● THE RECORDS:
********
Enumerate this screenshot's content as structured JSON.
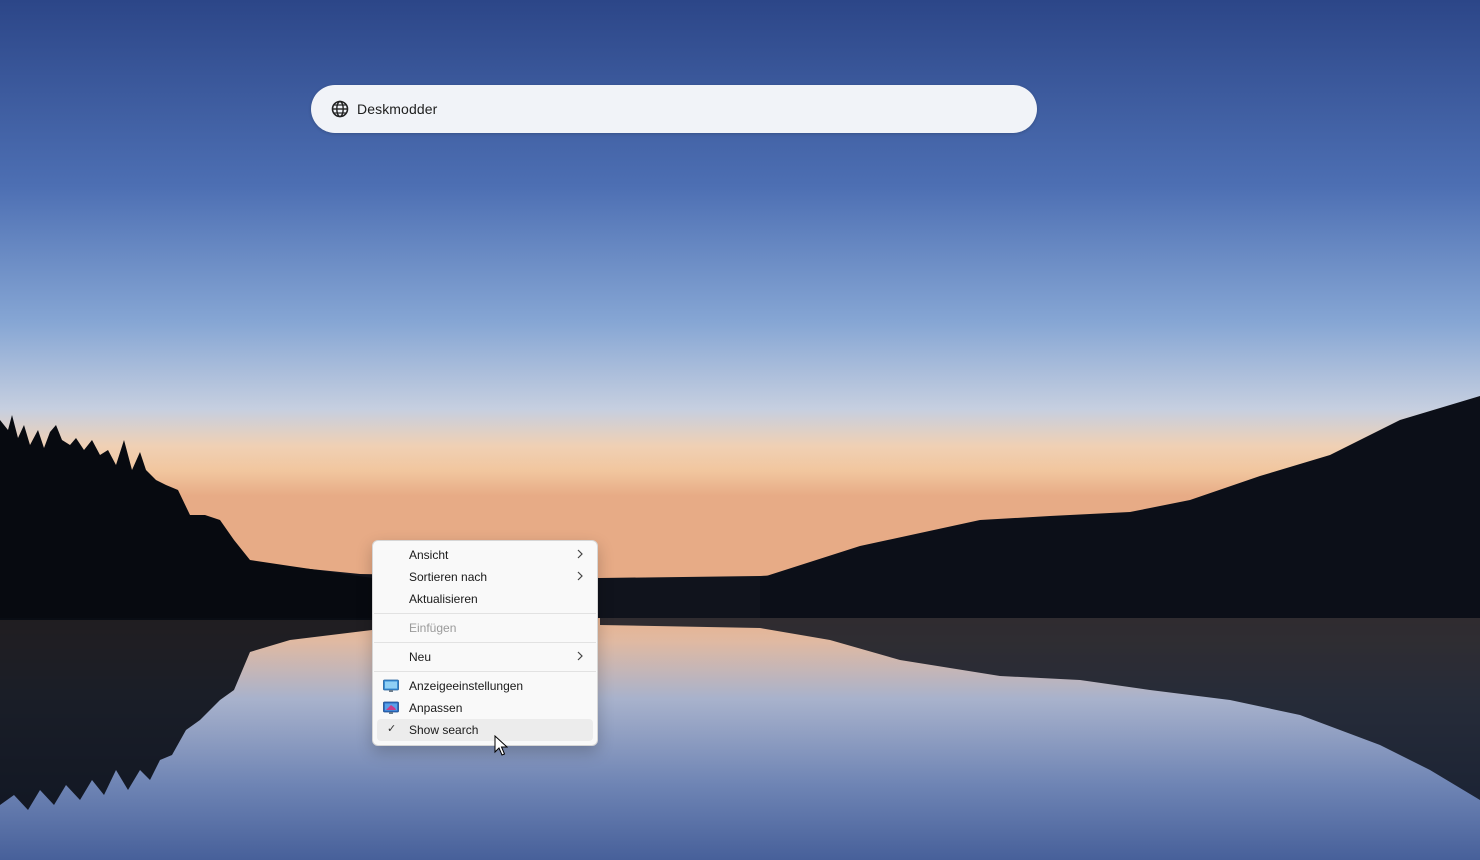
{
  "search": {
    "icon": "globe-search-icon",
    "query": "Deskmodder"
  },
  "context_menu": {
    "items": [
      {
        "label": "Ansicht",
        "submenu": true
      },
      {
        "label": "Sortieren nach",
        "submenu": true
      },
      {
        "label": "Aktualisieren"
      },
      {
        "label": "Einfügen",
        "disabled": true
      },
      {
        "label": "Neu",
        "submenu": true
      },
      {
        "label": "Anzeigeeinstellungen",
        "icon": "display-settings-icon"
      },
      {
        "label": "Anpassen",
        "icon": "personalize-icon"
      },
      {
        "label": "Show search",
        "checked": true,
        "check_glyph": "✓"
      }
    ]
  },
  "colors": {
    "menu_bg": "#f9f9f9",
    "search_bg": "#f1f3f8",
    "sky_top": "#2f4a8c",
    "horizon": "#f2c69d"
  }
}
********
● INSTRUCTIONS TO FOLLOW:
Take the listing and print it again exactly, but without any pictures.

● ANSWER SPACE:
Enumerate this screenshot's content as structured JSON.
{
  "search": {
    "icon": "globe-search-icon",
    "query": "Deskmodder"
  },
  "context_menu": {
    "items": [
      {
        "label": "Ansicht",
        "submenu": true
      },
      {
        "label": "Sortieren nach",
        "submenu": true
      },
      {
        "label": "Aktualisieren"
      },
      {
        "label": "Einfügen",
        "disabled": true
      },
      {
        "label": "Neu",
        "submenu": true
      },
      {
        "label": "Anzeigeeinstellungen",
        "icon": "display-settings-icon"
      },
      {
        "label": "Anpassen",
        "icon": "personalize-icon"
      },
      {
        "label": "Show search",
        "checked": true,
        "check_glyph": "✓"
      }
    ]
  },
  "colors": {
    "menu_bg": "#f9f9f9",
    "search_bg": "#f1f3f8",
    "sky_top": "#2f4a8c",
    "horizon": "#f2c69d"
  }
}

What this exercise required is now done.